"""
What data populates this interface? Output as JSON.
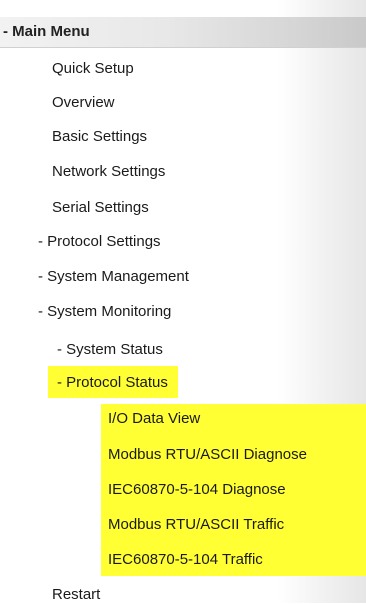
{
  "menu": {
    "title": "- Main Menu",
    "items": [
      {
        "label": "Quick Setup"
      },
      {
        "label": "Overview"
      },
      {
        "label": "Basic Settings"
      },
      {
        "label": "Network Settings"
      },
      {
        "label": "Serial Settings"
      },
      {
        "label": "- Protocol Settings"
      },
      {
        "label": "- System Management"
      },
      {
        "label": "- System Monitoring"
      },
      {
        "label": "- System Status"
      },
      {
        "label": "- Protocol Status"
      },
      {
        "label": "I/O Data View"
      },
      {
        "label": "Modbus RTU/ASCII Diagnose"
      },
      {
        "label": "IEC60870-5-104 Diagnose"
      },
      {
        "label": "Modbus RTU/ASCII Traffic"
      },
      {
        "label": "IEC60870-5-104 Traffic"
      },
      {
        "label": "Restart"
      }
    ]
  },
  "highlight_color": "#ffff33"
}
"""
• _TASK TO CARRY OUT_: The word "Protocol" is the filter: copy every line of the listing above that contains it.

• _EXERCISE OUTPUT_:
        "label": "- Protocol Settings"
        "label": "- Protocol Status"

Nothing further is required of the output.